Monday was an unforgettable day for Arab cinema. The Day I Lost My Shadow (Yom Adaatou Zouli) made history as the first-ever Syrian film to screen in competition at the prestigious Venice Film Festival, which is currently underway in the Italian city. The movie, which was produced by Soudade Kaadan, stars a predominantly Syrian—mainly refugee—crew and cast. In fact, the lead actress, Sawsan Arsheed, was an asylum seeker who is now based in France, while many of the cast were scouted from Syria. “I insisted on including my community in the film. There is nothing like the real face of somebody who has endured war,” Kaadan told Reuters.
The fictional feature film, which was seven years in the making, is set in 2012 Syria at the brink of war.
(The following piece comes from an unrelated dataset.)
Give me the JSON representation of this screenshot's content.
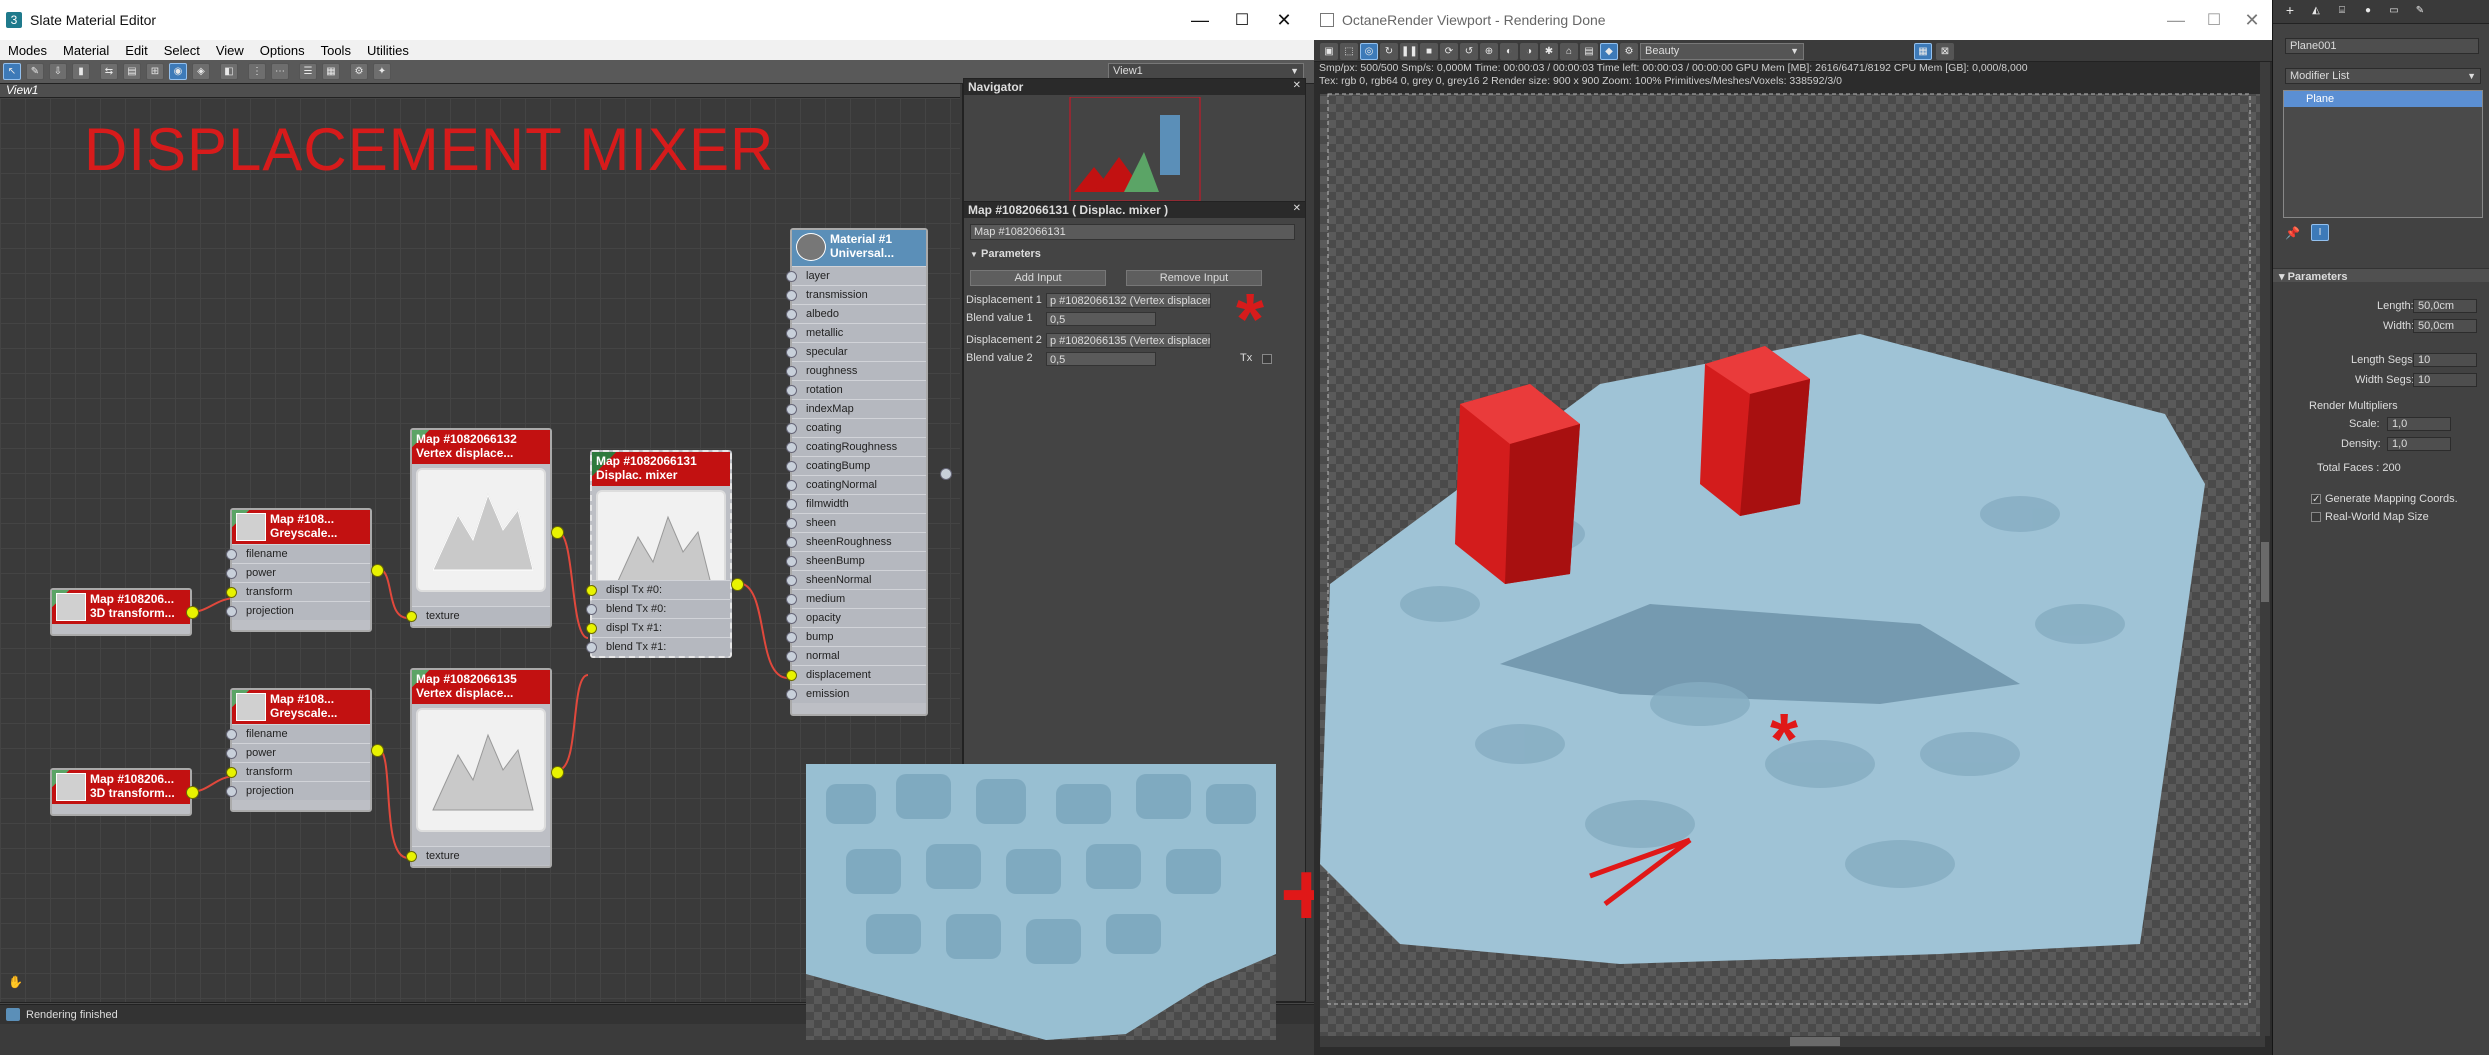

It tells the story of a woman named Sana who is on the hunt for a gas canister to cook a warm meal for her son during the coldest winter the country has experienced. While she’s searching for gas, she finds herself stuck in a besieged area of the Syrian capital where she learns that people “lose their shadow during war”.
“The most important thing is to show how a Syrian and a human being endures the war. We were not prepared for this war,” said the 38-year-old, who was born in France but raised in Damascus. “The shadow is an emotional experience during the war and I think all who witness war… will find it echoes,” she added.
Of course, Kaadan was unable to shoot the movie in Syria, but she was committed to finding locations that looked like the levant country, even if it meant moving every two to three days. So she decided to shoot in the Syria-Lebanon border, with post-production taking place in Beirut, France, and Greece.
Following its premiere on Monday, the film will go on to screen at Toronto Film Festival, and has just been announced for the first feature competition at BFI London Film Festival in October.
Watch the official trailer here.